This series of blogs will guide you through the product development process, the pitfalls and how we can help you turn your idea into reality.
Capturing your idea starting with the requirements
The more accurately you understand your requirements at the outset of your project, the more accurately we can assist you with design decisions, controlling the risks, planning and estimating the costs and delivery dates.
Capturing requirements will help you to gather input from stakeholders as well as feedback from us on any implementation implications.
It’s a good idea to rank your requirements in order of importance and consider what is your Minimum Viable Product. Keep in mind that features can often be added to products even after they’ve reached your customers. For example, hardware functions can be prepared in advanced and enabled at a later date.
An important part of the requirements capture process is to consider the ‘use cases’ for the product. This describes all the different ways an end-user might ‘use’ the product.
Where possible, requirements should be written from the perspective of the end-user and should not give the details of the technical solution. This vastly improves the understanding of the product and leaves greater scope for creativity.
Once the initial requirements are captured there are four key questions that you need to consider:
- Will the idea work and what is the best technical solution?
- Can it be achieved within the required timescale?
- What development budget will be needed?
- Can the final design achieve the target unit price?
Proving your concept
The optimum solution for any project is a mixture of numerous technical and commercial factors, and the exact technical solution implemented will have a direct impact on the final products success and longevity.
An initial de-risking stage is usually a good idea when there are potentially several different technical solutions, or the concept has an element of uncertainty.

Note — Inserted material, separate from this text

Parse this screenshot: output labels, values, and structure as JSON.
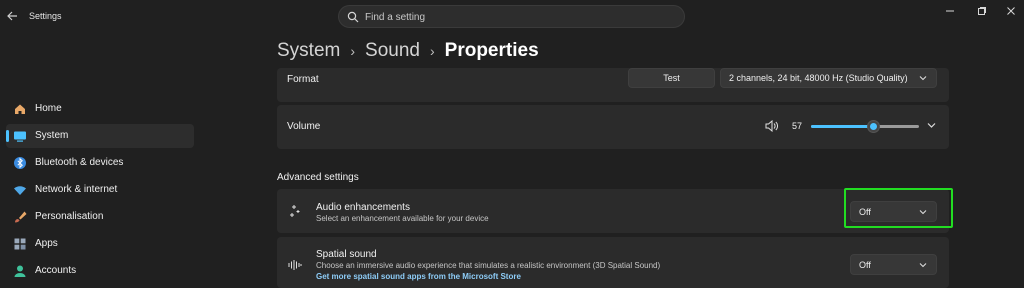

This involves undertaking a tightly scoped project that produces a rapid 'proof of concept' (PoC) using as much ‘off the shelf’ technology as practical to achieve a working prototype as quickly as possible.
This approach has many advantages since it:
- determines the optimal technical solution in the fastest time and for the lowest initial cost
- demonstrates the concept on the bench and to your customers
- allows refinement of the requirements and use cases
- drives your project forward from a solid technical and commercial foundation
- identifies and controls the project risks at the earliest opportunity
- highlights any potential supply chain issues such as component availability
- cements our working relationship
Depending on your needs, we offer a range of engagement options. A ‘time and materials’ approach is better suited for the PoC stage where the technical challenges are not fully understood. This allows engineering effort to be focused where needed but within agreed commercial boundaries.
Alternatively, a ‘fixed price’ contract is available where a largely complete set of requirements are available. This is ideal when project risks are understood and the deliverables can be defined.
What ITDev can do for you
We can assist you in making the right technical and commercial decisions at the outset of your project. This will give you a better product and reduce the time to market, overall development costs and project risks.
If you have any questions or would like to find out how we can help you with your product development journey, initial discussions are always free of charge. We would be delighted to speak to you so please contact us.
In my next blog, I will cover the main development stages including software and electronic development, manufacture and system testing.